Matsumoto Castle is one of the oldest original castles still remaining in Japan. Besides being designated as a “National Treasure of Japan” and its beautiful surroundings, the castle holds an immeasurable historical value for Japanese and the global audience alike.
The castle used to be known as Fukashi Castle but during the Sengoku era, then it was moved to another location and renamed as Matsumoto Castle in 1582. Minor keeps, gates and moat were being added and finally the castle’s main keep was completed somewhere between 1593-1594.
Because of its black wainscoting and roof decorations that seem to be flaring out, the castle was nicknamed “Crow Castle.” Most of the original surroundings are still preserved but the gates and defensive measures have been upgraded to fit the standards of the modern world.
Matsumoto Castle is a flatland castle(平城 hirajiro). Its complete defensive structure consists of an extensive system of interconnecting walls, moats and gatehouses. Inside the castle wall, there lived about a hundred Samurai families, all loyal to the lord of the castle.
One of the castle’s secrets is that it has a hidden floor. From the outside it seems like the main tower only has five stories, but it actually has six. The hidden annex area was used to hide weapons and gunpowder.
The castle has a very interesting structure with wide passages and steep staircases. There are holes for defending the castle with bow and arrow all around the castle. These holes were later narrowed down for the use of guns. The wooden construction for the foundation floor curves inwards to follow the line of the stone foundation. Truly a historical architectural marvel.

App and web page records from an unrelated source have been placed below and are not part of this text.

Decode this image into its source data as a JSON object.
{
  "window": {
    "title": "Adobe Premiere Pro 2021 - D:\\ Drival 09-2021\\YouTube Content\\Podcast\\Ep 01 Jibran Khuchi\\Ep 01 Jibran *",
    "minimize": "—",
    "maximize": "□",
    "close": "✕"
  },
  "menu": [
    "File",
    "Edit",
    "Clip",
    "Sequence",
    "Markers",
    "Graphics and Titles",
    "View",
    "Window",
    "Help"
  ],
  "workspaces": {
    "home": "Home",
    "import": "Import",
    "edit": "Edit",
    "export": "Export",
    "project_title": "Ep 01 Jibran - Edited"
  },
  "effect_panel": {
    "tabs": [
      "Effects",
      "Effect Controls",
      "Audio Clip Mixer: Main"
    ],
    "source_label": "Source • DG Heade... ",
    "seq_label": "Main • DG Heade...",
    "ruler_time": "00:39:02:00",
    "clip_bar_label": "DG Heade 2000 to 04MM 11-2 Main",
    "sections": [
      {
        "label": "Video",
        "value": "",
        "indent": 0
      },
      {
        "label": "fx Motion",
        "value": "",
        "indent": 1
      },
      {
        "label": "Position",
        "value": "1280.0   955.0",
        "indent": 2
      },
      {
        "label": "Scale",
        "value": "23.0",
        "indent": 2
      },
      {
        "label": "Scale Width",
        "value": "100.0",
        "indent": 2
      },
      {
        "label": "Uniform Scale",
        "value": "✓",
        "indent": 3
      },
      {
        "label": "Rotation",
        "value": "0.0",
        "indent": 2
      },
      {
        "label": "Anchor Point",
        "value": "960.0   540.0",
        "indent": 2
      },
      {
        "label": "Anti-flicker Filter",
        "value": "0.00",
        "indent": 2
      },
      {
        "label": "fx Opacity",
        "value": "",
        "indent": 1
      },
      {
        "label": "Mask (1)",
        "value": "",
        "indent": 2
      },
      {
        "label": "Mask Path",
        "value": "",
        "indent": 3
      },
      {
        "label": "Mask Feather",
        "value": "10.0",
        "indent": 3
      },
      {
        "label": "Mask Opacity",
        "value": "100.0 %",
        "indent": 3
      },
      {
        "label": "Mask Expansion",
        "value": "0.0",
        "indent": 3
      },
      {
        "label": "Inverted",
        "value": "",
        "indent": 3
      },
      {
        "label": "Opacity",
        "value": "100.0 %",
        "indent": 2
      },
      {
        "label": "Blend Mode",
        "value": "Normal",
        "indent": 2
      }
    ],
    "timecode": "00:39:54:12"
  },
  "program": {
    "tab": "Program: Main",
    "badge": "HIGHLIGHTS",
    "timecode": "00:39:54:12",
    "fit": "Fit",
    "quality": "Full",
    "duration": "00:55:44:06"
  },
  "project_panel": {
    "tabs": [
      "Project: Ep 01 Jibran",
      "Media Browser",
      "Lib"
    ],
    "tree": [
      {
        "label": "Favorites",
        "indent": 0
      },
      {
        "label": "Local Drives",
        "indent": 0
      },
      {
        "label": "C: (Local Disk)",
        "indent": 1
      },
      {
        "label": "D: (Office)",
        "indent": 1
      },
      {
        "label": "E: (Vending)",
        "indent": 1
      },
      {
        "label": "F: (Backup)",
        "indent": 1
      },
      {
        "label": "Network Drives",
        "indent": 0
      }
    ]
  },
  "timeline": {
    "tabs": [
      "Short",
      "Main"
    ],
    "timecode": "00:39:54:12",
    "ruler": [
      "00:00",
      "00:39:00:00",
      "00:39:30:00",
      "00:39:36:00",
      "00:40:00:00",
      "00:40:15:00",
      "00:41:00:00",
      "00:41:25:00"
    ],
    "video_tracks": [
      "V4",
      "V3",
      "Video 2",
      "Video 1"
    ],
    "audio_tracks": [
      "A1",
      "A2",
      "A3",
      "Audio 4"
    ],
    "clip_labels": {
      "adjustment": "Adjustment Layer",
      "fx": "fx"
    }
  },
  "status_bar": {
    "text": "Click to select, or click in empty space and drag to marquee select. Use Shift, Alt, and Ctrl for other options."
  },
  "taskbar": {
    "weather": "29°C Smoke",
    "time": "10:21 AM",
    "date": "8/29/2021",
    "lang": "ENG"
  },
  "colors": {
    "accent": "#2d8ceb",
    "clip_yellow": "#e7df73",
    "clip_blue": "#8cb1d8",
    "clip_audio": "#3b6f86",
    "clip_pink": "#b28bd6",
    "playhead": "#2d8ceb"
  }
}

The sixth and top floor lies 22.1 meters above the ground and could be covered with 16 tatami mats for comfort. This floor was used as the headquarters of the “war lord” if the castle was under attack.
On the ceiling there is a shrine dedicated to Nijuroku-yashin, the 26th night goddess of the month. On the night of January 26th, 1618, one of the young vassals on duty saw a woman dressed in beautiful clothes. She handed him a brocade bag and said “if the lord of the castle enshrines me with 500kg of rice on the 26th night of every month, I will protect the castle from fire and enemy.” The deity is still enshrined in the castle rooftop to this day, and it is believed that because of this reason the castle has been able to survive as the oldest castle of Japan in its original form.
Thanks to the collaborative efforts of the people of Matsumoto, the castle is still standing and keeps its history alive.
Access: A 15-min walk or a 5-min bus ride from Matsumoto station (JR Line)
Hours: 8:30am – 5pm (doors close at 4:30pm)
Admission: Adults : 610 yen (Adults), 300 yen (Elementary School to High School students)
Closed: From December 29th until January 3rd
*Free English volunteer guides are available!